Pleasantly located in the city center, along the Brandywine River, is the park. It has bridges to get from one bank of the river to the other, and when the cherry treees are in blossom, they make a fine sight. Also in the park is the Jupiter fountain, shown here.
There isn't much to do in this park, or any other park for that matter, but it is a pretty and pleasant place to walk about and get some air.
This is something of a cross between the ship's museum and a Swedish-American museum. Its not what I would call extensive, but they have some nice things. The carvings are locally done, but look authentic as can be.
This ship is a replica of the one that brought the original settlers to Delaware. Its staffed by a pleasant, talkative bunch who enjoy their work and happily show you around. Note the care taken with the wood carvings. Kalmar is a city in Sweden, where the original ship was built. It was later sunk in the Baltic by the British Navy, so nothing here is original.
The Kalmar Nyckel took sail from Göteborg, Sweden with 24 settlers on board. They came from Sweden, Finland, Holland, and Germany. They were joined at their settlement with a man from the Carribean. One year later, when the ship returned with more settlers, all 25 settlers were alive. I guess that was no small feat back in the 1600's. Just think of all the hardships that could have befallen you!

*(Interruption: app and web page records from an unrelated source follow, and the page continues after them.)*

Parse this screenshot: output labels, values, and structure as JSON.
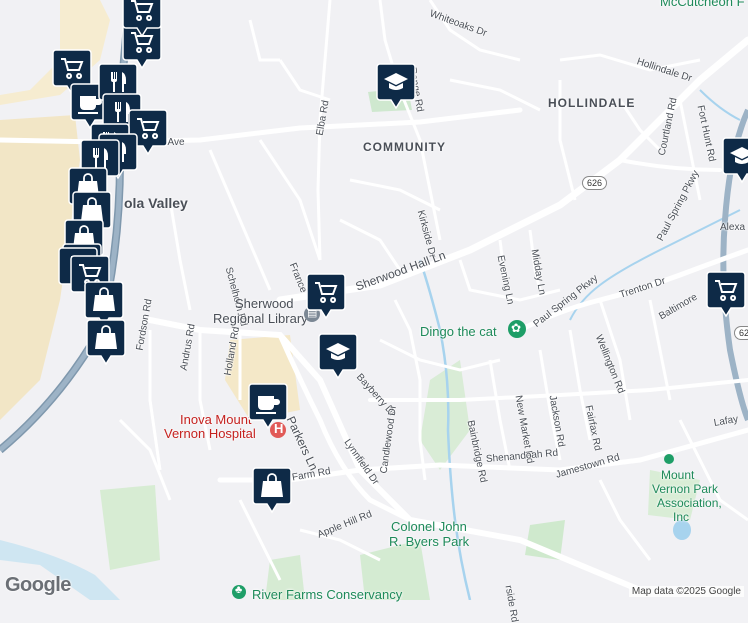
{
  "map": {
    "roads": [
      "Whiteoaks Dr",
      "Range Rd",
      "Hollindale Dr",
      "Fort Hunt Rd",
      "Elba Rd",
      "well Ave",
      "Courtland Rd",
      "Kirkside Dr",
      "Paul Spring Pkwy",
      "Schelhorn Rd",
      "France",
      "Sherwood Hall Ln",
      "Midday Ln",
      "Evening Ln",
      "Trenton Dr",
      "Baltimore",
      "Fordson Rd",
      "Andrus Rd",
      "Holland Rd",
      "Parkers Ln",
      "Bayberry Dr",
      "Paul Spring Pkwy",
      "Wellington Rd",
      "Jackson Rd",
      "New Market Rd",
      "Bainbridge Rd",
      "Fairfax Rd",
      "Candlewood Dr",
      "Lynnfield Dr",
      "Shenandoah Rd",
      "Jamestown Rd",
      "h Farm Rd",
      "Apple Hill Rd",
      "rside Rd",
      "Lafay",
      "Alexa"
    ],
    "areas": [
      "HOLLINDALE",
      "COMMUNITY"
    ],
    "places": [
      "ola Valley",
      "Sherwood",
      "Regional Library",
      "Inova Mount",
      "Vernon Hospital",
      "Dingo the cat",
      "Mount",
      "Vernon Park",
      "Association,",
      "Inc",
      "Colonel John",
      "R. Byers Park",
      "River Farms Conservancy",
      "McCutcheon F"
    ],
    "shields": [
      "626",
      "62"
    ],
    "google": "Google",
    "attribution": "Map data ©2025 Google"
  }
}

The Kalmar Nyckel made 4 documented round trips.
350 Rocky Run Parkway, Wilmington, DE 19803
Good for: Couples
This Inn is on property formerly owned by the DuPonts (the Winterthur estate, itself well worth a...more
11th and Market Street, Wilmington, DE 19801
Satisfaction: Very Good
Good for: Solo